Exercise goal: Where does the string "Yenneti" appear in the records? Copy each line that holds it.

Records for this task:
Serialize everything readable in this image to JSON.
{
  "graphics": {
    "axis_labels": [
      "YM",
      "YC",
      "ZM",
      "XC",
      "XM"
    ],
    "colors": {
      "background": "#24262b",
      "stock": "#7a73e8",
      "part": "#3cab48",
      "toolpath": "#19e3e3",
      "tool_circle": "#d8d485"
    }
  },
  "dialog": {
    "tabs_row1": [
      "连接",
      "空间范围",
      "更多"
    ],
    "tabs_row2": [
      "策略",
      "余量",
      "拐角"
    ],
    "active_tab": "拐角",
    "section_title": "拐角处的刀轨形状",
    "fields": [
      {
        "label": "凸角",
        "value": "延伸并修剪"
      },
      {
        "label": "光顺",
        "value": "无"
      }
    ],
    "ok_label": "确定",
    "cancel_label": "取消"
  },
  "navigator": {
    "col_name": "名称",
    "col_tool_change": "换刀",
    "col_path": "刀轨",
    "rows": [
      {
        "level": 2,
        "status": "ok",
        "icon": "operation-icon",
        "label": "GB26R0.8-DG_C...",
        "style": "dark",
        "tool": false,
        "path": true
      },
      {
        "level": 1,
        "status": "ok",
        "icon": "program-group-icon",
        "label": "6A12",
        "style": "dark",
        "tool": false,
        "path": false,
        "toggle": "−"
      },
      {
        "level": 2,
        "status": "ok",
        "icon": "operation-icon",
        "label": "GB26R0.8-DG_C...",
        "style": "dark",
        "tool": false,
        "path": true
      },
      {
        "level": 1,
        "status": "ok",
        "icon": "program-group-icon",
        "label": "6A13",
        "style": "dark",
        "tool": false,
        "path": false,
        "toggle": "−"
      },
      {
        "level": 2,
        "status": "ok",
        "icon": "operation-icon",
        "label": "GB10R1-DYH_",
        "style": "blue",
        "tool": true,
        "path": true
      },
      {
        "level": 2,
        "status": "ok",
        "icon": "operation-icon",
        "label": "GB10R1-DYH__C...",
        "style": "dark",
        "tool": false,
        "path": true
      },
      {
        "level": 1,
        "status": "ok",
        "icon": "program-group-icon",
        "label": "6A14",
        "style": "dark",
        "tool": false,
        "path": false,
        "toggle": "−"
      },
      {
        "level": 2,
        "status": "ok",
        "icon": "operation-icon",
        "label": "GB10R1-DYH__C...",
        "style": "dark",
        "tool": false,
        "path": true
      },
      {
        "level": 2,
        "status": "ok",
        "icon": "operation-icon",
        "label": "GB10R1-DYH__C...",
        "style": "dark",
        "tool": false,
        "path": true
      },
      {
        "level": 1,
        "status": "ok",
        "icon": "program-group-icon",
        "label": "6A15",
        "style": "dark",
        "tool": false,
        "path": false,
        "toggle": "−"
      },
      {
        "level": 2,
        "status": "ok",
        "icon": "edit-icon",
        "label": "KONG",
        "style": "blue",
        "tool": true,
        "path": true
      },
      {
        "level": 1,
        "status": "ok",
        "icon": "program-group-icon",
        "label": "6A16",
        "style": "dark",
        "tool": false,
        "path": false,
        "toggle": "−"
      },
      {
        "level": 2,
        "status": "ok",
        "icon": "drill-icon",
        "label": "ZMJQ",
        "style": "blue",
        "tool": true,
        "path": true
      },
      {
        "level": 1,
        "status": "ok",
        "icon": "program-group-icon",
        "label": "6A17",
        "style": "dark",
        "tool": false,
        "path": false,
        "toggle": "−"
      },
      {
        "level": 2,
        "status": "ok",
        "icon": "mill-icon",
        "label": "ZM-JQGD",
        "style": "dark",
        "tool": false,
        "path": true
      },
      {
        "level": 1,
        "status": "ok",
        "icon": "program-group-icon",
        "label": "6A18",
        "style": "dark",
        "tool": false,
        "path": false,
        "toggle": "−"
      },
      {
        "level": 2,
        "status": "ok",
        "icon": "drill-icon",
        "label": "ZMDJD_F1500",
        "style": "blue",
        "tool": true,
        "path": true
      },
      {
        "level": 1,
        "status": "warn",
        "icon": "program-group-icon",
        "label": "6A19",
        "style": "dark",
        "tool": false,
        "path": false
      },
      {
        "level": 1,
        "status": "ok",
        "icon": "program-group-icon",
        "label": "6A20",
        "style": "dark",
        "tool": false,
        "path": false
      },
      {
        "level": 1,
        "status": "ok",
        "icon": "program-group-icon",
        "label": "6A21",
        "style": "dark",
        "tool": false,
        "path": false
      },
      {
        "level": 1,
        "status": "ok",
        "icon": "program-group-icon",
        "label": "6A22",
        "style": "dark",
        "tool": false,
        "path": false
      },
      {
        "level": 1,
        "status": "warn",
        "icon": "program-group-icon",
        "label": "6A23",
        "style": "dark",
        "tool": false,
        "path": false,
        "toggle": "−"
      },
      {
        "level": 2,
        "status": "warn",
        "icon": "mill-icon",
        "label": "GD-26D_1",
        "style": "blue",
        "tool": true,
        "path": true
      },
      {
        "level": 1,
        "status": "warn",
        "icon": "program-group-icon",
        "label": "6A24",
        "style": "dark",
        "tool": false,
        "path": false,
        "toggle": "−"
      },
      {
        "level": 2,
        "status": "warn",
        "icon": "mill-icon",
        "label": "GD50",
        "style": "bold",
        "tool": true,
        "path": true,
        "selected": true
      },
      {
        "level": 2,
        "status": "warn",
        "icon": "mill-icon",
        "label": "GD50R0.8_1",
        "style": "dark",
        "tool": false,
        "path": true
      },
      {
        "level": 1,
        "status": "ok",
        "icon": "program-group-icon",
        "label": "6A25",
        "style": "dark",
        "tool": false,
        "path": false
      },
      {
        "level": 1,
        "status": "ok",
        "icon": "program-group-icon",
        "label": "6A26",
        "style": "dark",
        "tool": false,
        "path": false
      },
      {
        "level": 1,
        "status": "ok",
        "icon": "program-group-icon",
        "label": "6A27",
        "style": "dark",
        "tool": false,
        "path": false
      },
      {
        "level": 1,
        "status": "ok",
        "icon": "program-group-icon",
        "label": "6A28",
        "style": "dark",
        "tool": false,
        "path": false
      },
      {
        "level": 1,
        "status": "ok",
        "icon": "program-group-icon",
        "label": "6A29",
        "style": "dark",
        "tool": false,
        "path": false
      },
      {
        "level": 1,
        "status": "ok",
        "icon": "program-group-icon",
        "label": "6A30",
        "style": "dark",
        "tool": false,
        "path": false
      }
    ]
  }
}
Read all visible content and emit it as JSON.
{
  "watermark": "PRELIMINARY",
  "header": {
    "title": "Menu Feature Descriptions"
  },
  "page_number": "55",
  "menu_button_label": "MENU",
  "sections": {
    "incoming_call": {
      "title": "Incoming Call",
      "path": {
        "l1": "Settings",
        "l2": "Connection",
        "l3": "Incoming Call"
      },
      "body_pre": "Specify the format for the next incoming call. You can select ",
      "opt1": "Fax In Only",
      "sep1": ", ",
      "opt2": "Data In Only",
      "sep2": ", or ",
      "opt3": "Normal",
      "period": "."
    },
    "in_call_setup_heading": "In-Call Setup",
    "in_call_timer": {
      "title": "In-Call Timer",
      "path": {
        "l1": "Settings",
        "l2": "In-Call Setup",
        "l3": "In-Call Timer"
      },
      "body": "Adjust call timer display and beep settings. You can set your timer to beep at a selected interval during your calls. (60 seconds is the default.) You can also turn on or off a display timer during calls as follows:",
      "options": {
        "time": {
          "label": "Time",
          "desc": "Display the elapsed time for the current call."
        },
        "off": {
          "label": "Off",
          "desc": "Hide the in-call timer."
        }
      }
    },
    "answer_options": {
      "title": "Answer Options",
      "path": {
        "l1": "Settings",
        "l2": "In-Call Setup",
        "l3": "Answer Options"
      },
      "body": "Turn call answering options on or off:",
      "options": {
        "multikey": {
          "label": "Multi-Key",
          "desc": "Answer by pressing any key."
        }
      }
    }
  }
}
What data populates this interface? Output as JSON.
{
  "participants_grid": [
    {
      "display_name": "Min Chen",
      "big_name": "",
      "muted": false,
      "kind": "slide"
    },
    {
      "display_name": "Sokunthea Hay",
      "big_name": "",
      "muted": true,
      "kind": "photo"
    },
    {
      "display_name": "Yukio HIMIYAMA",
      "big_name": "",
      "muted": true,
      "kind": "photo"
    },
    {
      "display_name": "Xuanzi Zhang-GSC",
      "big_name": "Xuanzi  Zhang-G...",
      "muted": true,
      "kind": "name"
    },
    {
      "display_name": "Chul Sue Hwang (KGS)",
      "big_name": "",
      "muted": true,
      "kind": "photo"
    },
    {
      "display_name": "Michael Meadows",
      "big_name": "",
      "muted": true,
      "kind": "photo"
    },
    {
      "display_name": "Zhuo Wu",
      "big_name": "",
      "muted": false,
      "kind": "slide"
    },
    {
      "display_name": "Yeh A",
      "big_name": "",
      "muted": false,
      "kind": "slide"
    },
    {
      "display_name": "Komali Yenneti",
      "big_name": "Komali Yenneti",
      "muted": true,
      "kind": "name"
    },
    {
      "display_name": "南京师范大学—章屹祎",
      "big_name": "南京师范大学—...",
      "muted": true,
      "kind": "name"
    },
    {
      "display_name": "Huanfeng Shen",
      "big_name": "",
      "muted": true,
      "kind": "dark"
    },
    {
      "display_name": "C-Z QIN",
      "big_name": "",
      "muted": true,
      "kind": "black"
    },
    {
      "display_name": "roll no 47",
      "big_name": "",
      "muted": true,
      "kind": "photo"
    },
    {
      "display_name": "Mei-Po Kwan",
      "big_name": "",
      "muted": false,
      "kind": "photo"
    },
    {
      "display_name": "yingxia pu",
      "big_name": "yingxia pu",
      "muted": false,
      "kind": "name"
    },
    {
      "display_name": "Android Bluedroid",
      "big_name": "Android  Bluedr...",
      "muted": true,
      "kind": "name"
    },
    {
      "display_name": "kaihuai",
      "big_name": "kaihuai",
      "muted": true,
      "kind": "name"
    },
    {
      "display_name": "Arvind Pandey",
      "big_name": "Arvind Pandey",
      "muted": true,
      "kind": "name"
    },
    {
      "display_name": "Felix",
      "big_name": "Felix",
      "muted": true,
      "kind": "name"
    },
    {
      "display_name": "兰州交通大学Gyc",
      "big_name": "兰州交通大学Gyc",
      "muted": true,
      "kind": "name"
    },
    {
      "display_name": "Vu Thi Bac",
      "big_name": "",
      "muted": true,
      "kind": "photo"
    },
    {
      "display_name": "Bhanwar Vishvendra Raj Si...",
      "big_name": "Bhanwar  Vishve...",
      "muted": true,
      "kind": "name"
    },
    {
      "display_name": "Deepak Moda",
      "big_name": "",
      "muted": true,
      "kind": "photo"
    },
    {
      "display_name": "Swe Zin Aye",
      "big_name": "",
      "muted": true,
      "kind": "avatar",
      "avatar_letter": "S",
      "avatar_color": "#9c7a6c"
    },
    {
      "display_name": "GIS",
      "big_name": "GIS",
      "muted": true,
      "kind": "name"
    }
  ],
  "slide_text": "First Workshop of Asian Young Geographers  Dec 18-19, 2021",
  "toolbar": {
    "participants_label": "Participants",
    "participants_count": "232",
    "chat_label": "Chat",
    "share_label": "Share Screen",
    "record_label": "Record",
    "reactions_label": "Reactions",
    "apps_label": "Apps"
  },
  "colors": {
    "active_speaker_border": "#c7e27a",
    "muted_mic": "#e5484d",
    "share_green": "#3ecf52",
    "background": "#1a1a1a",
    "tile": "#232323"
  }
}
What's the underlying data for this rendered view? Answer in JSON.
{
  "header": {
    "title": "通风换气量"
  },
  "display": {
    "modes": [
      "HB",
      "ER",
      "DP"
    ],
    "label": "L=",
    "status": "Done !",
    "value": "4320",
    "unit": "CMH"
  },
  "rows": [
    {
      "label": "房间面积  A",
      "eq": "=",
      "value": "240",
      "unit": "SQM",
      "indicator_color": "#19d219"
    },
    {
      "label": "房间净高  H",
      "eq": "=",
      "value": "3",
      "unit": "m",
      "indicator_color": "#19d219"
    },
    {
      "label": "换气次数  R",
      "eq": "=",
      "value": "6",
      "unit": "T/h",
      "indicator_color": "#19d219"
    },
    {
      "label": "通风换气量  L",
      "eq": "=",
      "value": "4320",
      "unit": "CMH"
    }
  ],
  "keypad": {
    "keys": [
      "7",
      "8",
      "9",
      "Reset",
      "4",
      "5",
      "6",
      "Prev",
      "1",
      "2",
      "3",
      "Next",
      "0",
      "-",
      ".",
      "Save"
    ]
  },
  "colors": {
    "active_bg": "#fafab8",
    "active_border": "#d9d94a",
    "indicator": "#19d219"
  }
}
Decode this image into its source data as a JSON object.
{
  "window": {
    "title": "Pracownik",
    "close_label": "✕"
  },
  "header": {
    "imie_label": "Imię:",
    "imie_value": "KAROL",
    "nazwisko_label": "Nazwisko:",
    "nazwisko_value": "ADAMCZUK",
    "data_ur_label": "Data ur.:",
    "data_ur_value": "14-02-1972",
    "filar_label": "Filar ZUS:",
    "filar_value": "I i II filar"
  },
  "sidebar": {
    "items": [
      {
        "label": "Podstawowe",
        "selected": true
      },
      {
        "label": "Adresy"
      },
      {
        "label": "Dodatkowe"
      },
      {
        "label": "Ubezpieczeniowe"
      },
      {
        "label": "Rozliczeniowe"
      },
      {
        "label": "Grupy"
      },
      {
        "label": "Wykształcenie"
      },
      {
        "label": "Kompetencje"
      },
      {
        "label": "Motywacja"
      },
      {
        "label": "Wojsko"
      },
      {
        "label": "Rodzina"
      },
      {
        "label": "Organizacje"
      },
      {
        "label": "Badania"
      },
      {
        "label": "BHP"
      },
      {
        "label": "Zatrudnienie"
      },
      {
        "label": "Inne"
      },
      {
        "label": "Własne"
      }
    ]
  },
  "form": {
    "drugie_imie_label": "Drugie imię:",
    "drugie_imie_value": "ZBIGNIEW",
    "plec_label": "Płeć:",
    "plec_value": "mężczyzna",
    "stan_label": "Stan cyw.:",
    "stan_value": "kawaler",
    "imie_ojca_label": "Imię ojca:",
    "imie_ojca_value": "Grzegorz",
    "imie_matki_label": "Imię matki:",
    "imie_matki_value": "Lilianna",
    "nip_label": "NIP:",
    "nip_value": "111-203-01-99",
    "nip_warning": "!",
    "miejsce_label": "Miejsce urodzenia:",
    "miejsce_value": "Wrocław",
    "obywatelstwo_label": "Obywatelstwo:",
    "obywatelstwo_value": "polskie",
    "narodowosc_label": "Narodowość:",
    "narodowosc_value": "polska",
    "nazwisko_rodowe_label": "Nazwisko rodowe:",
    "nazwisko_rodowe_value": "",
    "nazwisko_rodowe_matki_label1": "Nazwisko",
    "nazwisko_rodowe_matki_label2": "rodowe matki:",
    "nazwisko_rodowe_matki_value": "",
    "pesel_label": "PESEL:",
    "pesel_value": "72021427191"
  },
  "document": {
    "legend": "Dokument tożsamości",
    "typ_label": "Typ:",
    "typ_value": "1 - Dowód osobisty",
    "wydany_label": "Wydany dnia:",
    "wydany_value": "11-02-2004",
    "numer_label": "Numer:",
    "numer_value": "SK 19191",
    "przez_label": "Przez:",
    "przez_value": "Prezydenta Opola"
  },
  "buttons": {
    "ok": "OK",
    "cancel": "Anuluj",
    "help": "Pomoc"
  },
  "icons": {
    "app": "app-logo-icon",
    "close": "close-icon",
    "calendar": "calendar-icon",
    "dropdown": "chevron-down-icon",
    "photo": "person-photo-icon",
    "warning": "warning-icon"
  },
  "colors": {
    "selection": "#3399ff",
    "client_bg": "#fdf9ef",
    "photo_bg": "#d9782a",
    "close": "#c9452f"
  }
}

Response to this task:
      "display_name": "Komali Yenneti",
      "big_name": "Komali Yenneti",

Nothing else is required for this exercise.